_Directions:_
Your copy should match the listing below exactly, except that it holds no images.

_The records:_
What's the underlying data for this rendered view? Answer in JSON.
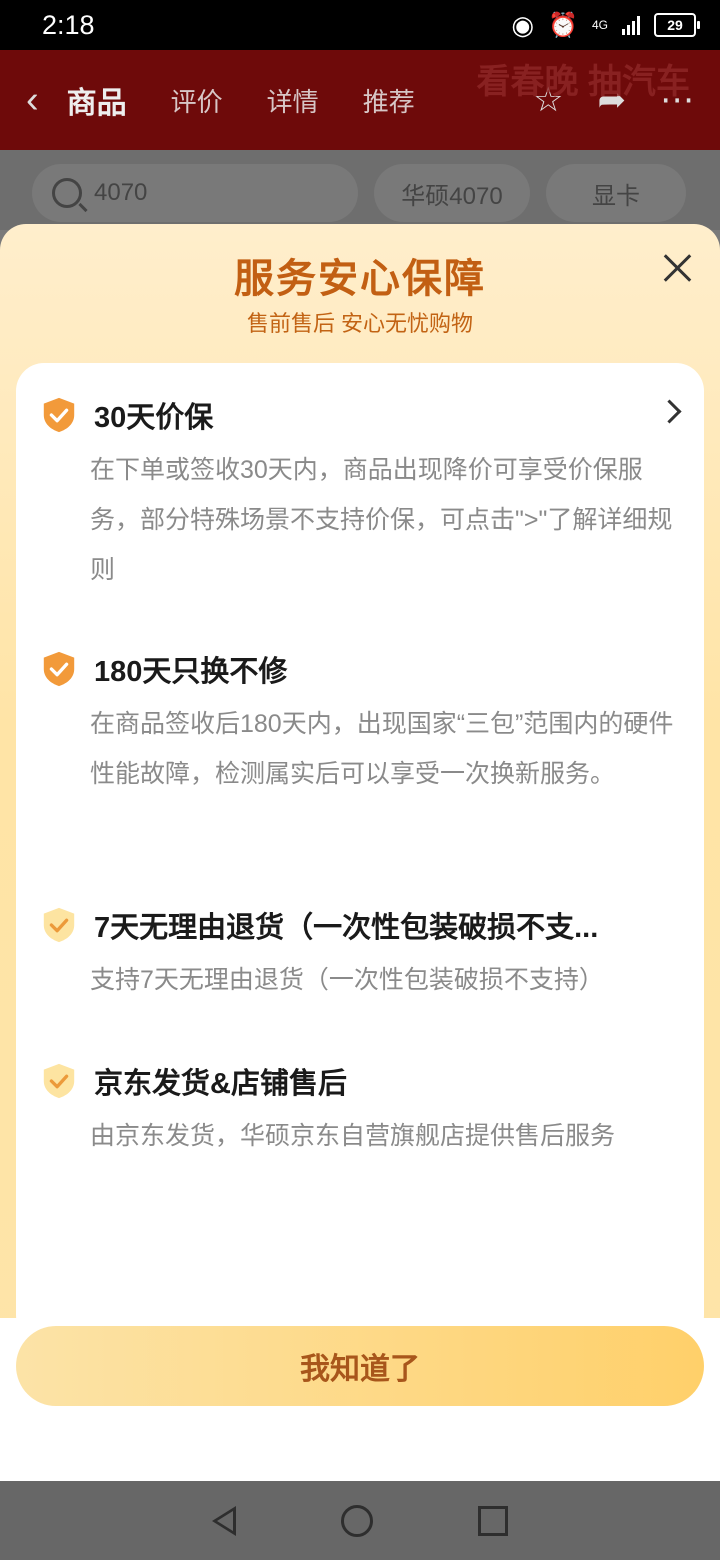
{
  "status_bar": {
    "time": "2:18",
    "network": "4G",
    "battery": "29"
  },
  "app_header": {
    "tabs": [
      {
        "label": "商品"
      },
      {
        "label": "评价"
      },
      {
        "label": "详情"
      },
      {
        "label": "推荐"
      }
    ],
    "decor_text": "看春晚 抽汽车"
  },
  "search_row": {
    "query": "4070",
    "suggestions": [
      "华硕4070",
      "显卡"
    ]
  },
  "sheet": {
    "title": "服务安心保障",
    "subtitle": "售前售后 安心无忧购物",
    "items": [
      {
        "label": "30天价保",
        "desc": "在下单或签收30天内，商品出现降价可享受价保服务，部分特殊场景不支持价保，可点击\">\"了解详细规则"
      },
      {
        "label": "180天只换不修",
        "desc": "在商品签收后180天内，出现国家“三包”范围内的硬件性能故障，检测属实后可以享受一次换新服务。"
      },
      {
        "label": "7天无理由退货（一次性包装破损不支...",
        "desc": "支持7天无理由退货（一次性包装破损不支持）"
      },
      {
        "label": "京东发货&店铺售后",
        "desc": "由京东发货，华硕京东自营旗舰店提供售后服务"
      }
    ],
    "confirm_button": "我知道了"
  },
  "colors": {
    "title": "#c25f13",
    "button_text": "#a8561b",
    "shield_orange": "#f29a3a",
    "shield_light": "#fde4a1",
    "check": "#f0a040"
  }
}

_Task response:_
What's the underlying data for this rendered view? Answer in JSON.
{
  "status_bar": {
    "time": "2:18",
    "network": "4G",
    "battery": "29"
  },
  "app_header": {
    "tabs": [
      {
        "label": "商品"
      },
      {
        "label": "评价"
      },
      {
        "label": "详情"
      },
      {
        "label": "推荐"
      }
    ],
    "decor_text": "看春晚 抽汽车"
  },
  "search_row": {
    "query": "4070",
    "suggestions": [
      "华硕4070",
      "显卡"
    ]
  },
  "sheet": {
    "title": "服务安心保障",
    "subtitle": "售前售后 安心无忧购物",
    "items": [
      {
        "label": "30天价保",
        "desc": "在下单或签收30天内，商品出现降价可享受价保服务，部分特殊场景不支持价保，可点击\">\"了解详细规则"
      },
      {
        "label": "180天只换不修",
        "desc": "在商品签收后180天内，出现国家“三包”范围内的硬件性能故障，检测属实后可以享受一次换新服务。"
      },
      {
        "label": "7天无理由退货（一次性包装破损不支...",
        "desc": "支持7天无理由退货（一次性包装破损不支持）"
      },
      {
        "label": "京东发货&店铺售后",
        "desc": "由京东发货，华硕京东自营旗舰店提供售后服务"
      }
    ],
    "confirm_button": "我知道了"
  },
  "colors": {
    "title": "#c25f13",
    "button_text": "#a8561b",
    "shield_orange": "#f29a3a",
    "shield_light": "#fde4a1",
    "check": "#f0a040"
  }
}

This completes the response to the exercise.